This is some food for thought for those of you who are attending any of the upcoming Tank Closure & Waste Management EIS hearings in the coming weeks.
Hood River's hearing is Tuesday, February 9 and Portland's is Wednesday, February 10 at the Lloyd Center Red Lion Hotel, across the street from the Lloyd Center, 6 to 10 p.m. This is one of the most important hearings you can attend in the coming months or year.
I will not go into much technical detail because your heart-felt values are what matter most. You do not have to know all the technicalities. You need to know, most of all, that the decisions in this EIS will affect the lives of all of us and our progeny in this region for generations to come.
What I think we want is the protection of human health and the environment for the decades and centuries ahead of us. That means long term protection of the Columbia River, our life-blood. We do not want lethal contaminants flowing into the groundwater at Hanford and into the Columbia River, its basin, its farmland, our fishing grounds, our recreational areas.
* The cleanup to occur now, not to be delayed into the proverbial future of politics that puts these decisions off until the next congress, the next catastrophe, the next generations.
* To protect our natural resources for now and the future.
* The Department of Energy to comply fully with legal obligations from now to the final state of the site.
* The legal obligations to be more stringent.
* Tank waste stored safely in tanks, new if needed, to ready the waste for retrieval in the vitrification facility that is being built and hopefully will operate successfully over time.
* Tank waste removed from the existing 177 tanks to the greatest degree possible.
* The Waste Treatment Plant to operate as it was planned, with two high level waste melters and two low activity waste melters. We have wasted enough time and money on alternatives that are proving fatally flawed.
* High level waste stored on site in canisters until a national burial ground is decided upon.
* The tank farms ultimately closed. This means characterizing contaminated soils and "cleaning" them as deeply as possible.
* The wastes from the tanks and the piping between the tanks filled with a material that will immobilize the waste that remains and that will keep intruders out of the site.
* The waste that is disposed of on site monitored for as long as the wastes are lethal to humans and the ecosystems that we all rely on.
* Tank farm wastes in cribs and trenches to be dealt with in the "remove-treat-dispose" manner rather than by using short lived "caps" to cover the material.
* All cleanup to be fully protective of the environment, maintaining the standard of long term protection of the Columbia River, the airshed, the farmland and the health of the people in this entire region.
Many of the contaminants at Hanford will be lethal, will ebb some and peak again over the next hundreds and thousands of years. Much of the waste we are dealing with will have to stay at Hanford, with no imminent repository, especially now that Yucca Mountain is off the planning table.

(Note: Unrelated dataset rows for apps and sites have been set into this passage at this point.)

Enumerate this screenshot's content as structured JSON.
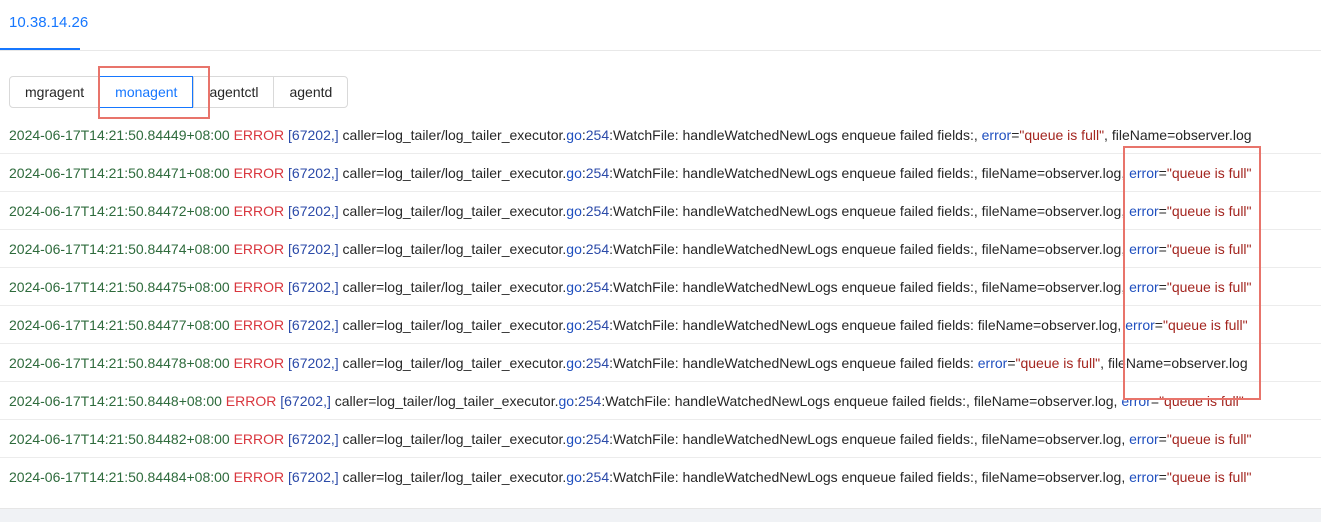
{
  "host_tab": {
    "label": "10.38.14.26"
  },
  "segments": [
    "mgragent",
    "monagent",
    "agentctl",
    "agentd"
  ],
  "active_segment": "monagent",
  "log_lines": [
    {
      "date": "2024-06-17T14:21:50.84449+08:00",
      "level": "ERROR",
      "pid": "[67202,]",
      "caller": "caller=log_tailer/log_tailer_executor.",
      "go": "go",
      "line_sep": ":",
      "line_no": "254",
      "message": ":WatchFile: handleWatchedNewLogs enqueue failed fields:, ",
      "seg1_key": "error",
      "seg1_eq": "=",
      "seg1_val": "\"queue is full\"",
      "seg1_rest": ", ",
      "seg2_text": "fileName=observer.log"
    },
    {
      "date": "2024-06-17T14:21:50.84471+08:00",
      "level": "ERROR",
      "pid": "[67202,]",
      "caller": "caller=log_tailer/log_tailer_executor.",
      "go": "go",
      "line_sep": ":",
      "line_no": "254",
      "message": ":WatchFile: handleWatchedNewLogs enqueue failed fields:, fileName=observer.log, ",
      "seg1_key": "error",
      "seg1_eq": "=",
      "seg1_val": "\"queue is full\""
    },
    {
      "date": "2024-06-17T14:21:50.84472+08:00",
      "level": "ERROR",
      "pid": "[67202,]",
      "caller": "caller=log_tailer/log_tailer_executor.",
      "go": "go",
      "line_sep": ":",
      "line_no": "254",
      "message": ":WatchFile: handleWatchedNewLogs enqueue failed fields:, fileName=observer.log, ",
      "seg1_key": "error",
      "seg1_eq": "=",
      "seg1_val": "\"queue is full\""
    },
    {
      "date": "2024-06-17T14:21:50.84474+08:00",
      "level": "ERROR",
      "pid": "[67202,]",
      "caller": "caller=log_tailer/log_tailer_executor.",
      "go": "go",
      "line_sep": ":",
      "line_no": "254",
      "message": ":WatchFile: handleWatchedNewLogs enqueue failed fields:, fileName=observer.log, ",
      "seg1_key": "error",
      "seg1_eq": "=",
      "seg1_val": "\"queue is full\""
    },
    {
      "date": "2024-06-17T14:21:50.84475+08:00",
      "level": "ERROR",
      "pid": "[67202,]",
      "caller": "caller=log_tailer/log_tailer_executor.",
      "go": "go",
      "line_sep": ":",
      "line_no": "254",
      "message": ":WatchFile: handleWatchedNewLogs enqueue failed fields:, fileName=observer.log, ",
      "seg1_key": "error",
      "seg1_eq": "=",
      "seg1_val": "\"queue is full\""
    },
    {
      "date": "2024-06-17T14:21:50.84477+08:00",
      "level": "ERROR",
      "pid": "[67202,]",
      "caller": "caller=log_tailer/log_tailer_executor.",
      "go": "go",
      "line_sep": ":",
      "line_no": "254",
      "message": ":WatchFile: handleWatchedNewLogs enqueue failed fields: fileName=observer.log, ",
      "seg1_key": "error",
      "seg1_eq": "=",
      "seg1_val": "\"queue is full\""
    },
    {
      "date": "2024-06-17T14:21:50.84478+08:00",
      "level": "ERROR",
      "pid": "[67202,]",
      "caller": "caller=log_tailer/log_tailer_executor.",
      "go": "go",
      "line_sep": ":",
      "line_no": "254",
      "message": ":WatchFile: handleWatchedNewLogs enqueue failed fields: ",
      "seg1_key": "error",
      "seg1_eq": "=",
      "seg1_val": "\"queue is full\"",
      "seg1_rest": ", ",
      "seg2_text": "fileName=observer.log"
    },
    {
      "date": "2024-06-17T14:21:50.8448+08:00",
      "level": "ERROR",
      "pid": "[67202,]",
      "caller": "caller=log_tailer/log_tailer_executor.",
      "go": "go",
      "line_sep": ":",
      "line_no": "254",
      "message": ":WatchFile: handleWatchedNewLogs enqueue failed fields:, fileName=observer.log, ",
      "seg1_key": "error",
      "seg1_eq": "=",
      "seg1_val": "\"queue is full\""
    },
    {
      "date": "2024-06-17T14:21:50.84482+08:00",
      "level": "ERROR",
      "pid": "[67202,]",
      "caller": "caller=log_tailer/log_tailer_executor.",
      "go": "go",
      "line_sep": ":",
      "line_no": "254",
      "message": ":WatchFile: handleWatchedNewLogs enqueue failed fields:, fileName=observer.log, ",
      "seg1_key": "error",
      "seg1_eq": "=",
      "seg1_val": "\"queue is full\""
    },
    {
      "date": "2024-06-17T14:21:50.84484+08:00",
      "level": "ERROR",
      "pid": "[67202,]",
      "caller": "caller=log_tailer/log_tailer_executor.",
      "go": "go",
      "line_sep": ":",
      "line_no": "254",
      "message": ":WatchFile: handleWatchedNewLogs enqueue failed fields:, fileName=observer.log, ",
      "seg1_key": "error",
      "seg1_eq": "=",
      "seg1_val": "\"queue is full\""
    }
  ],
  "colors": {
    "accent": "#1677ff",
    "date": "#2e6b3c",
    "error_level": "#d9363e",
    "key": "#1f4fbf",
    "string": "#a3251f",
    "highlight_box": "#e8746b"
  }
}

Many of the alternatives of "clean up" in this EIS underestimate the amount of contamination that we are facing and will feed the ground water leading to the surrounding areas and the Columbia River for thousands of years. We need to demand aggressive cleanup and cleanup dollars now. Time is wasting. Progress has occurred, but not at the pace needed to protect the our future.
This is our decision should we chose to demand it and see it through.